The Dodd-Frank Wall Street Reform Act is less than perfect, said Sheila Bair on Thursday at the TD Ameritrade Institutional 2012 conference, but the nation is “still better off for it.”
The former chairman of the FDIC (left) received warm applause from advisors when one advisor complimented her for her role during the financial crisis. “You built trust instead of destroying it,” the advisor said, prompting the applause from many of the 1,300 or so advisors attending the conference, but then asked a pointed question about one of the weaknesses of Dodd-Frank. “Derivatives were off the balance sheet” at the big banks, he pointed out, then asked, “Does Dodd-Frank regulate that?”
Bair responded, “No,” and said she “worries a lot about that,” even though she said the SEC is “improving disclosure on the gross exposure” of the big banks. “I wished we had done more” on that issue in Dodd-Frank. “It’s a safety and soundness issue” for the banks, she argued.
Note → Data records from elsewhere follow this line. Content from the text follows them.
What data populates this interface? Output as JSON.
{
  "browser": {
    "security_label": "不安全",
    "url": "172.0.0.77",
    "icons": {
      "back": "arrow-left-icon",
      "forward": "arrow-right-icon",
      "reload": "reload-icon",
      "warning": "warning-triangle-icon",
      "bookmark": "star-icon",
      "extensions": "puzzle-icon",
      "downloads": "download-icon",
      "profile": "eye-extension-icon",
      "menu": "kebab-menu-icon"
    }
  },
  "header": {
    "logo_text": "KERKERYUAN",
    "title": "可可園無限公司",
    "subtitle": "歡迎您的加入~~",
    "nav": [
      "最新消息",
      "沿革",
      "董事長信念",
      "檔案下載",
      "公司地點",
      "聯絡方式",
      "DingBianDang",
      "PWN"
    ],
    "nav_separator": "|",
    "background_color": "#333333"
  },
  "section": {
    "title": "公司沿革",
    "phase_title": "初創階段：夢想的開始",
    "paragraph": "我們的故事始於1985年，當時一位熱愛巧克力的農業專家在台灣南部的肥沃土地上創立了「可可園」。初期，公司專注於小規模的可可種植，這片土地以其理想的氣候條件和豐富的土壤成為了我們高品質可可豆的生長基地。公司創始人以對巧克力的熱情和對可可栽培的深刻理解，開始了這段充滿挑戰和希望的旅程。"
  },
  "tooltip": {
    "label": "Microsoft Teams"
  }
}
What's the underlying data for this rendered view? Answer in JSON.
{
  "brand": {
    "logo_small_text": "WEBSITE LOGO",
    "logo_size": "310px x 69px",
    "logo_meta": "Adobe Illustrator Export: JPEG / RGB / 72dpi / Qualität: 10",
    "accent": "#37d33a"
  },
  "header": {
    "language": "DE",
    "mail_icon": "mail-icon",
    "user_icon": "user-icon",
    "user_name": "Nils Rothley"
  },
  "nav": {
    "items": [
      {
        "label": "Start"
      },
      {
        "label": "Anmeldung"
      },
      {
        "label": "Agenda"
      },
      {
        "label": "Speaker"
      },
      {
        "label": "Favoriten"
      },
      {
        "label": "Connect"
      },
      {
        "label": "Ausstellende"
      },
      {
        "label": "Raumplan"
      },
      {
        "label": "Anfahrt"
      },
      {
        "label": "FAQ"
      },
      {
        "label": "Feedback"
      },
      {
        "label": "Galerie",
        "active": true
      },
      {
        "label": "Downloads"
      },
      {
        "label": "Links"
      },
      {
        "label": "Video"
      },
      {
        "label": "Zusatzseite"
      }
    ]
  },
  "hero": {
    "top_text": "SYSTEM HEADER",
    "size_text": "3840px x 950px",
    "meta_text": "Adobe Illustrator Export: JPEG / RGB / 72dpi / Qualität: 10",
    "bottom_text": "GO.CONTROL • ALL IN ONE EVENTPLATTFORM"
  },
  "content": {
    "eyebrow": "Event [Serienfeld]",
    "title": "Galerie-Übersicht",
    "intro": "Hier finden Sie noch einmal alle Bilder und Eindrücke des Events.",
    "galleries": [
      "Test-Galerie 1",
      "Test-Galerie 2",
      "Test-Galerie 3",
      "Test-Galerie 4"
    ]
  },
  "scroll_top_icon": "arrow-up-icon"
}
Over all, she said, it’s still “important for regulators to ‘calibrate’ Dodd-Frank regulations,” and that several data-gathering requirements of Dodd-Frank will help forestall another crisis, and even over-regulation. “The problem with not having enough information is that you tend to do too much” as a regulator, rather than too little.
As for any changes to Dodd-Frank, she expressed a fervent desire that Congress not change Dodd-Frank’s provisions allowing regulators to resolve banks formerly seen as “too big to fail,” and encouraged advisors worried about a recurrence of the big bank bailouts to look at the “very granular” documents on the fdic.gov website showing that the FDIC has “a way to resolve these big banks.”